The trouble is that unlike technology, your body isn’t something you “interface” with in the first place. You’re not a little homunculus “in” your body, “driving” it around, looking out Terminator-style “through” your eyes. Your body isn’t a tool for delivering your experience: it is your experience. Merging the body with a technological control surface doesn’t magically transform the act of manipulating that surface into bodily experience. I’m not a cyborg (yet) so I can’t be sure, but I suspect the effect is more the opposite: alienating you from the direct bodily experiences you already have by turning them into technological interfaces to be manipulated.

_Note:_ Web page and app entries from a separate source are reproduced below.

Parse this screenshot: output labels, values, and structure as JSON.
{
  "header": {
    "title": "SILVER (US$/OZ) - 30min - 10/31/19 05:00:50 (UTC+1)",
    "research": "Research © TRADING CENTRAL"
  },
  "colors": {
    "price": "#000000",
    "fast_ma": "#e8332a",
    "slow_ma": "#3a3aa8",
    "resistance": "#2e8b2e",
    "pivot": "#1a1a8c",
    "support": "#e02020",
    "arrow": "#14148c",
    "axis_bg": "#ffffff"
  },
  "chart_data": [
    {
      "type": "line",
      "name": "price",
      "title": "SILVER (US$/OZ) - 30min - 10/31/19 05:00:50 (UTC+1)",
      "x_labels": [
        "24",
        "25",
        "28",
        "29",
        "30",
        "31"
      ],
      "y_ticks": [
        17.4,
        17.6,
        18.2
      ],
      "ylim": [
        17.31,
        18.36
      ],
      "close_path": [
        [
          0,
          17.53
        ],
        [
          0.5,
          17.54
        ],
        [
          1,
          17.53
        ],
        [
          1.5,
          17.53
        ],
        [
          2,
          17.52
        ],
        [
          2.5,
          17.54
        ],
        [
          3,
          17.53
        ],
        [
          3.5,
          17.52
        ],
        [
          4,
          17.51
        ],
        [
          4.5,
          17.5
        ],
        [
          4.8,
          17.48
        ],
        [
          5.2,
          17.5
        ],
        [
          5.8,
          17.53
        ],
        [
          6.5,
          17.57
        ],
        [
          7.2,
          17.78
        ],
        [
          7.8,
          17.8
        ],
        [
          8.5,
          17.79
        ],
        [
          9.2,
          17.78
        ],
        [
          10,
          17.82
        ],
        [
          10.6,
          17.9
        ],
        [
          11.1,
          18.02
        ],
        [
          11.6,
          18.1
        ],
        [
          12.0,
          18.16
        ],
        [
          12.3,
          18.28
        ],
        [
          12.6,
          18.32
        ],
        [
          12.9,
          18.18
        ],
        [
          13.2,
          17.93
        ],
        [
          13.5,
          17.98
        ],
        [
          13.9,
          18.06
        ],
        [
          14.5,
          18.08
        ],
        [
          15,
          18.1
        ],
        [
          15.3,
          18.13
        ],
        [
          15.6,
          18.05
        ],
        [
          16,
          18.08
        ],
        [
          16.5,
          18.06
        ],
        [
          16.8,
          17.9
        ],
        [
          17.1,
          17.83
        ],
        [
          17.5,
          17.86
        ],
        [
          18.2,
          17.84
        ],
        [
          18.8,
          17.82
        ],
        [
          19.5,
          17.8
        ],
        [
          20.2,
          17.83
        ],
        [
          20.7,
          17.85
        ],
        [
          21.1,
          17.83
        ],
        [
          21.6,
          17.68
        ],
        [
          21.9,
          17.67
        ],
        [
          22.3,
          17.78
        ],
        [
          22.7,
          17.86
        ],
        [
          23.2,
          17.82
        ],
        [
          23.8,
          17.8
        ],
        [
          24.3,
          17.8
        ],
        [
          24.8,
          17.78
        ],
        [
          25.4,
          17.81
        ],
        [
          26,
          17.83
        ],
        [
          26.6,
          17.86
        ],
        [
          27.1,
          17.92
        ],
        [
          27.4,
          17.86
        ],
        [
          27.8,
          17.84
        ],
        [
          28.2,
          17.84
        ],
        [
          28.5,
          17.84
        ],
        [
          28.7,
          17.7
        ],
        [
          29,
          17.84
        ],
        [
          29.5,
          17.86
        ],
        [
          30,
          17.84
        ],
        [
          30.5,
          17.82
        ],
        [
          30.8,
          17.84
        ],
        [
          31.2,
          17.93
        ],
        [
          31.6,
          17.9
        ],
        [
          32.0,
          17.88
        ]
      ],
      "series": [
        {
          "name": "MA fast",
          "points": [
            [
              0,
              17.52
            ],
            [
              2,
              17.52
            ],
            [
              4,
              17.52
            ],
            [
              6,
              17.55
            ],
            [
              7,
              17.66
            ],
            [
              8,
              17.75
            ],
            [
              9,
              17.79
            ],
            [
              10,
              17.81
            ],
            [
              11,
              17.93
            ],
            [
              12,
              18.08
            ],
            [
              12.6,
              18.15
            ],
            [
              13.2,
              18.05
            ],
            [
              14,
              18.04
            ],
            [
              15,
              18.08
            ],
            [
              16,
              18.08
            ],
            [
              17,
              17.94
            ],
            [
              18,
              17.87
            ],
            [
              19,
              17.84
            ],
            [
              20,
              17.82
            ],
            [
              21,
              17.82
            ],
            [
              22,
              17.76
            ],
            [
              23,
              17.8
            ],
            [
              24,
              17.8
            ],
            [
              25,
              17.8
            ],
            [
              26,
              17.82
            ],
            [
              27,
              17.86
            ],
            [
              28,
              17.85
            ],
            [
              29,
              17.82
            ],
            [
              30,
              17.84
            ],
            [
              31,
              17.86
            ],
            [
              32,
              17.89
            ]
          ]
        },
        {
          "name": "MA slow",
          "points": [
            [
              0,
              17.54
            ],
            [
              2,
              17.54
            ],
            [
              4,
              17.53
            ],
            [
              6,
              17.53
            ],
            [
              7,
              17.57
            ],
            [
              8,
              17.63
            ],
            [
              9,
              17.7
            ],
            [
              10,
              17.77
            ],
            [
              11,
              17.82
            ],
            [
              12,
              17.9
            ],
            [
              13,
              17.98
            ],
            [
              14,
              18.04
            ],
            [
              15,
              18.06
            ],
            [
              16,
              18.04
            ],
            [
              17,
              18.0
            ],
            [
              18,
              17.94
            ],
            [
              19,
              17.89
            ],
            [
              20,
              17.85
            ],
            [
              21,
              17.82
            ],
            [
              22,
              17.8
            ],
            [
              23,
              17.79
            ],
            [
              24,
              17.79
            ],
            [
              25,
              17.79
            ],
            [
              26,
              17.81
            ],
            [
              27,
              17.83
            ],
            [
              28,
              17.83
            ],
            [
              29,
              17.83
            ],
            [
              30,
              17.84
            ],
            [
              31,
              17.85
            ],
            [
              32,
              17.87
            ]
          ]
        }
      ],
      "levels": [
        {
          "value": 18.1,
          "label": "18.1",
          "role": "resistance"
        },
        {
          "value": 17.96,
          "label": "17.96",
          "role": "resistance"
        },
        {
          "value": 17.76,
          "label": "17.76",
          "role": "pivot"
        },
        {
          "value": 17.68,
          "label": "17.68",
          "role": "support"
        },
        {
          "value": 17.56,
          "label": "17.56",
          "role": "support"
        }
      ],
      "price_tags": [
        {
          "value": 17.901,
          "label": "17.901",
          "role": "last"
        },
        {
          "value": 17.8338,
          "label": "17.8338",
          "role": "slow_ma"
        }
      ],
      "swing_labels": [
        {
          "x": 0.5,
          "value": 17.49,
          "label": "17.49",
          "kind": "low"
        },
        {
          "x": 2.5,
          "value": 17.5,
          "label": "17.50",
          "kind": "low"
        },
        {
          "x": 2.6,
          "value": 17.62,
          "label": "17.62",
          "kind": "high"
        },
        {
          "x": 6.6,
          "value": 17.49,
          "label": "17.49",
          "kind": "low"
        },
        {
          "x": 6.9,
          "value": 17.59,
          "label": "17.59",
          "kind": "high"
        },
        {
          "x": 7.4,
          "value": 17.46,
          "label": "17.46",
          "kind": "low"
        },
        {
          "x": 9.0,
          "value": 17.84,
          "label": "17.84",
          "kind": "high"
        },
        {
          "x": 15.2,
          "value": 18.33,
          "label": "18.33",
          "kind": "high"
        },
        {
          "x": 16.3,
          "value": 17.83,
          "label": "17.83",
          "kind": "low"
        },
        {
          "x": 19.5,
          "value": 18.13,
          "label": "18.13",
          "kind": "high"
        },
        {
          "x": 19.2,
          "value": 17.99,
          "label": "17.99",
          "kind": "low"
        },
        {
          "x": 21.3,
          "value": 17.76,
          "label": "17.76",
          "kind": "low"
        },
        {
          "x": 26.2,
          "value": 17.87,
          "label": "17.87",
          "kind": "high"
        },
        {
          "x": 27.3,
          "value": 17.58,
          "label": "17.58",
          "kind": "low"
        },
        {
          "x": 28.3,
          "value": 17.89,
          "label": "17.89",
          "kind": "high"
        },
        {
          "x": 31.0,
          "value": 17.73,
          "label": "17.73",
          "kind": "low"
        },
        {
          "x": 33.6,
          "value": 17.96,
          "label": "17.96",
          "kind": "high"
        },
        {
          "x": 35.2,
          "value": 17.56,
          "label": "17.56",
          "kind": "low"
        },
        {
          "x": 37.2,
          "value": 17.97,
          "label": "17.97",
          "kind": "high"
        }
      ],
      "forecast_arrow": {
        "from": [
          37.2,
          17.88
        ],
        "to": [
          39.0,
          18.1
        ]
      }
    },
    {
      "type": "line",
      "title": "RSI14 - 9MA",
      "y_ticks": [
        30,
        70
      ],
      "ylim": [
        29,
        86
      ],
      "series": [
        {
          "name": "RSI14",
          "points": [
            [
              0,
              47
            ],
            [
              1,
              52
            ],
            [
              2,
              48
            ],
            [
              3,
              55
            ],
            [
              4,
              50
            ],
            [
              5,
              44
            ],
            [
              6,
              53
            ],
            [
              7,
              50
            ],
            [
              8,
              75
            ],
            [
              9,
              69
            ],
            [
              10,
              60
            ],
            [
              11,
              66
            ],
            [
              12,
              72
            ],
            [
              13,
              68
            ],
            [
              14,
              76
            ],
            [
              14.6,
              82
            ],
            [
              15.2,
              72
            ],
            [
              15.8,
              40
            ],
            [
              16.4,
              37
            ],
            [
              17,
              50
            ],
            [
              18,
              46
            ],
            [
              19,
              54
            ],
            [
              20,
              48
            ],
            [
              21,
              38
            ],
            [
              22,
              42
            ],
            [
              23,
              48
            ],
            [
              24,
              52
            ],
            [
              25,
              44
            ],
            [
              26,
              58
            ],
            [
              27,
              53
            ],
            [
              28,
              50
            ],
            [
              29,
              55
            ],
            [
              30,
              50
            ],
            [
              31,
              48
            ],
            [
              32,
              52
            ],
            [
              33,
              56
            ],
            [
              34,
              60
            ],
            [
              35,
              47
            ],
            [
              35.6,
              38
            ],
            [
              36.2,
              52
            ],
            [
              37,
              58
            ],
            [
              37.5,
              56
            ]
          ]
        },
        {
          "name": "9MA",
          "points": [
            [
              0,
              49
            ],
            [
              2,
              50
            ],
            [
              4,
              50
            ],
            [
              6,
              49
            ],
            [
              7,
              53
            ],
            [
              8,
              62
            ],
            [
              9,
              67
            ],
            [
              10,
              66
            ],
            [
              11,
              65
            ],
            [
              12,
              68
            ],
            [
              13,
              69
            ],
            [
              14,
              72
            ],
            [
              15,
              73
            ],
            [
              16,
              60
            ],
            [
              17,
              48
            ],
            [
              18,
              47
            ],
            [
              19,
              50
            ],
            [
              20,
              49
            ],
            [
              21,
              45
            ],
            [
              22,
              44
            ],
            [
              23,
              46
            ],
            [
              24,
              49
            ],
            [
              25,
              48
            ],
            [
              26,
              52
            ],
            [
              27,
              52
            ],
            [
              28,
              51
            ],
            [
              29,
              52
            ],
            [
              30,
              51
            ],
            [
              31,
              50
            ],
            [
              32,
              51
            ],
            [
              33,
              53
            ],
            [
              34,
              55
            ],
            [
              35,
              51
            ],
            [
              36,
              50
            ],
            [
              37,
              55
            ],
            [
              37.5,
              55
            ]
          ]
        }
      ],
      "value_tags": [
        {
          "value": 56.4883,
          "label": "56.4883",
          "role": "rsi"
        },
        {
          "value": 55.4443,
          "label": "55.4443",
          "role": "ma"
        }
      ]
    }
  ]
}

It’s an excellent essay. I especially like the distinction between Ready-at-hand and Present-at-hand technologies, and how our bodies shouldn’t become marionettes to technology.
Ivan Hewett did a write-up on some very interesting neuroscience research in Why your brain loves music:
When [participants] were willing to pay [for a song] there [was] a strong correlation with one brain region in particular, called the nucleus accumbens. This is the area responsible for the sensation of “pleasant surprise”.
It might seem surprising that people should enjoy having their expectations contradicted. But these results only reveal the physical basis for something we’ve known about for centuries. In the ancient world, teachers of rhetoric knew that one way to hold people’s attention was to set up expectations and then deny them.
“Pleasant surprise”. That does explain a lot. As a high school student with very limited budget, buying a CD was a huge deal, so I didn’t want to waste the opportunity when it did come along. One of my biggest criteria for buying a CD was this: “Will I be ok if this is the only album I can take with me to a deserted island?” The ability to listen to a CD over and over was a strong requirement to make the purchase worthwhile.
Anecdotally I can confirm that the albums I did end up listening to a hundred times over were the ones that were surprising in just the right ways. They were just pushing the boundaries of the sounds I was used to and expected to like. Pink Floyd’s The Division Bell immediately comes to mind as an example of this. It’s probably the same reason we like movies with a strong twist. Even though we’re technically being lied to for most of the movie, we kind of like it. As 17th century English philosopher Francis Bacon said: “There is pleasure even in being deceived.”
See also: The tyranny of endless musical choice